= Beginning of Section =

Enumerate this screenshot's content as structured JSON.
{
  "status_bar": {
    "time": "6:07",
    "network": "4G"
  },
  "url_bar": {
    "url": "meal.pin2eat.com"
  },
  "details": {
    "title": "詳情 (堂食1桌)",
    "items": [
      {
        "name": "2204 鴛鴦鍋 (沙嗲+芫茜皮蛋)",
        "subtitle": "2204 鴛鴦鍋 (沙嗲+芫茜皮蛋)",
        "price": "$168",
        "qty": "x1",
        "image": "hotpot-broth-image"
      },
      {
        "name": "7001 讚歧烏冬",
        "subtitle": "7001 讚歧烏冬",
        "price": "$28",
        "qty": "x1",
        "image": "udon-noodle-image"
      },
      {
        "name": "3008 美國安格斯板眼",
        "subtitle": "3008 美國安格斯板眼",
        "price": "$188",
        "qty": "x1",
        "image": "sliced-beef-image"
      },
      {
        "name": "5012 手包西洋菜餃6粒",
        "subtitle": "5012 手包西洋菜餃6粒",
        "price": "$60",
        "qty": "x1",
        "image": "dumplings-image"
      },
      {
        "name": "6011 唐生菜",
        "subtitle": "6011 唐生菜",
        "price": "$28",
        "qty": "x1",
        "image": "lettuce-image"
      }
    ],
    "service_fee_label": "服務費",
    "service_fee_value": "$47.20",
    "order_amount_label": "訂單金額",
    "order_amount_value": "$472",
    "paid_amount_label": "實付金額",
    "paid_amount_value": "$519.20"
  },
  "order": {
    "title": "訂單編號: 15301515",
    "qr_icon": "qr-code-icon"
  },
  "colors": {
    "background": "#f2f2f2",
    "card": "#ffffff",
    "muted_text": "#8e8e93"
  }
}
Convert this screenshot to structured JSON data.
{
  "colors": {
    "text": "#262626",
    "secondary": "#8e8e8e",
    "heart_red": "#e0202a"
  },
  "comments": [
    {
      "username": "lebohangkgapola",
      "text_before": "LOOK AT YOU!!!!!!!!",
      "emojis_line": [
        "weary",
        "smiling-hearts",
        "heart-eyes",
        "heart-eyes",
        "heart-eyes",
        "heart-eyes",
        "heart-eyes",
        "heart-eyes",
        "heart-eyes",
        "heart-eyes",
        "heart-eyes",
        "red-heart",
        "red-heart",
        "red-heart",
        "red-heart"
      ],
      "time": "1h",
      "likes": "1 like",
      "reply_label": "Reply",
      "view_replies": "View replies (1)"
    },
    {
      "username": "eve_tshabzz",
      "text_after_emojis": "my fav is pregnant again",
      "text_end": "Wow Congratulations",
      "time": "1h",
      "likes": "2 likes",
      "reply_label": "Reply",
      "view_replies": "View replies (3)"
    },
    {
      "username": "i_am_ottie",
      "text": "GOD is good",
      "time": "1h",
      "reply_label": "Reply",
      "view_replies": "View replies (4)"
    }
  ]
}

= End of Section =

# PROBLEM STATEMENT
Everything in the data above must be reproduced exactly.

# RESPONSE TO THIS TASK
Enumerate this screenshot's content as structured JSON.
{
  "status_bar": {
    "time": "6:07",
    "network": "4G"
  },
  "url_bar": {
    "url": "meal.pin2eat.com"
  },
  "details": {
    "title": "詳情 (堂食1桌)",
    "items": [
      {
        "name": "2204 鴛鴦鍋 (沙嗲+芫茜皮蛋)",
        "subtitle": "2204 鴛鴦鍋 (沙嗲+芫茜皮蛋)",
        "price": "$168",
        "qty": "x1",
        "image": "hotpot-broth-image"
      },
      {
        "name": "7001 讚歧烏冬",
        "subtitle": "7001 讚歧烏冬",
        "price": "$28",
        "qty": "x1",
        "image": "udon-noodle-image"
      },
      {
        "name": "3008 美國安格斯板眼",
        "subtitle": "3008 美國安格斯板眼",
        "price": "$188",
        "qty": "x1",
        "image": "sliced-beef-image"
      },
      {
        "name": "5012 手包西洋菜餃6粒",
        "subtitle": "5012 手包西洋菜餃6粒",
        "price": "$60",
        "qty": "x1",
        "image": "dumplings-image"
      },
      {
        "name": "6011 唐生菜",
        "subtitle": "6011 唐生菜",
        "price": "$28",
        "qty": "x1",
        "image": "lettuce-image"
      }
    ],
    "service_fee_label": "服務費",
    "service_fee_value": "$47.20",
    "order_amount_label": "訂單金額",
    "order_amount_value": "$472",
    "paid_amount_label": "實付金額",
    "paid_amount_value": "$519.20"
  },
  "order": {
    "title": "訂單編號: 15301515",
    "qr_icon": "qr-code-icon"
  },
  "colors": {
    "background": "#f2f2f2",
    "card": "#ffffff",
    "muted_text": "#8e8e93"
  }
}
Convert this screenshot to structured JSON data.
{
  "colors": {
    "text": "#262626",
    "secondary": "#8e8e8e",
    "heart_red": "#e0202a"
  },
  "comments": [
    {
      "username": "lebohangkgapola",
      "text_before": "LOOK AT YOU!!!!!!!!",
      "emojis_line": [
        "weary",
        "smiling-hearts",
        "heart-eyes",
        "heart-eyes",
        "heart-eyes",
        "heart-eyes",
        "heart-eyes",
        "heart-eyes",
        "heart-eyes",
        "heart-eyes",
        "heart-eyes",
        "red-heart",
        "red-heart",
        "red-heart",
        "red-heart"
      ],
      "time": "1h",
      "likes": "1 like",
      "reply_label": "Reply",
      "view_replies": "View replies (1)"
    },
    {
      "username": "eve_tshabzz",
      "text_after_emojis": "my fav is pregnant again",
      "text_end": "Wow Congratulations",
      "time": "1h",
      "likes": "2 likes",
      "reply_label": "Reply",
      "view_replies": "View replies (3)"
    },
    {
      "username": "i_am_ottie",
      "text": "GOD is good",
      "time": "1h",
      "reply_label": "Reply",
      "view_replies": "View replies (4)"
    }
  ]
}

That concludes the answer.